TASK INSTRUCTIONS -
Take the data that follows and retype it word for word.

EXERCISE DATA -
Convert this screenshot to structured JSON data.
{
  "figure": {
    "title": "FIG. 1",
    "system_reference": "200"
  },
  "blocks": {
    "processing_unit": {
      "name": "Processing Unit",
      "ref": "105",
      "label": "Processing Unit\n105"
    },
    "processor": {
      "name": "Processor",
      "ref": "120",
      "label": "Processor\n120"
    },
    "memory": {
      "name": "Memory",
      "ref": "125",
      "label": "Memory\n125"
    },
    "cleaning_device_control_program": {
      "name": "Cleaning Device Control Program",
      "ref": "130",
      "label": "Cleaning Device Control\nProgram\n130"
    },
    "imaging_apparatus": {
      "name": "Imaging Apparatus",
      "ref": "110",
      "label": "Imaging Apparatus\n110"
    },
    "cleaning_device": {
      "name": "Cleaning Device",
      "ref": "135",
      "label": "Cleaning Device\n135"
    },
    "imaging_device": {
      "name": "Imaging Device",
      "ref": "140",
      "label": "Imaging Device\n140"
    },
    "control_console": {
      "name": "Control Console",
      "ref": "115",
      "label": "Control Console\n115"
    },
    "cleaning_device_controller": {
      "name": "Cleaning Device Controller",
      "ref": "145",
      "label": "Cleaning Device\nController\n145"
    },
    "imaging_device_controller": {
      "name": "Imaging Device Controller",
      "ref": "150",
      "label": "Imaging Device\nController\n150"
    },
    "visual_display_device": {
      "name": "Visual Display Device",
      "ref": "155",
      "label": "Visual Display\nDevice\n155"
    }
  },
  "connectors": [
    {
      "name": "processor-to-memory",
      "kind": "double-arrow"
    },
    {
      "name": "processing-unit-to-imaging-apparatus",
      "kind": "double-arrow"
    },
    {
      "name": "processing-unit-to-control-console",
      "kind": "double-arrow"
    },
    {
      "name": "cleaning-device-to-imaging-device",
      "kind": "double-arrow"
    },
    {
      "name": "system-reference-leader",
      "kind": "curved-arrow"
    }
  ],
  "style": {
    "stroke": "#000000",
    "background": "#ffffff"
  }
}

COMPLETED EXERCISE -
Convert this screenshot to structured JSON data.
{
  "figure": {
    "title": "FIG. 1",
    "system_reference": "200"
  },
  "blocks": {
    "processing_unit": {
      "name": "Processing Unit",
      "ref": "105",
      "label": "Processing Unit\n105"
    },
    "processor": {
      "name": "Processor",
      "ref": "120",
      "label": "Processor\n120"
    },
    "memory": {
      "name": "Memory",
      "ref": "125",
      "label": "Memory\n125"
    },
    "cleaning_device_control_program": {
      "name": "Cleaning Device Control Program",
      "ref": "130",
      "label": "Cleaning Device Control\nProgram\n130"
    },
    "imaging_apparatus": {
      "name": "Imaging Apparatus",
      "ref": "110",
      "label": "Imaging Apparatus\n110"
    },
    "cleaning_device": {
      "name": "Cleaning Device",
      "ref": "135",
      "label": "Cleaning Device\n135"
    },
    "imaging_device": {
      "name": "Imaging Device",
      "ref": "140",
      "label": "Imaging Device\n140"
    },
    "control_console": {
      "name": "Control Console",
      "ref": "115",
      "label": "Control Console\n115"
    },
    "cleaning_device_controller": {
      "name": "Cleaning Device Controller",
      "ref": "145",
      "label": "Cleaning Device\nController\n145"
    },
    "imaging_device_controller": {
      "name": "Imaging Device Controller",
      "ref": "150",
      "label": "Imaging Device\nController\n150"
    },
    "visual_display_device": {
      "name": "Visual Display Device",
      "ref": "155",
      "label": "Visual Display\nDevice\n155"
    }
  },
  "connectors": [
    {
      "name": "processor-to-memory",
      "kind": "double-arrow"
    },
    {
      "name": "processing-unit-to-imaging-apparatus",
      "kind": "double-arrow"
    },
    {
      "name": "processing-unit-to-control-console",
      "kind": "double-arrow"
    },
    {
      "name": "cleaning-device-to-imaging-device",
      "kind": "double-arrow"
    },
    {
      "name": "system-reference-leader",
      "kind": "curved-arrow"
    }
  ],
  "style": {
    "stroke": "#000000",
    "background": "#ffffff"
  }
}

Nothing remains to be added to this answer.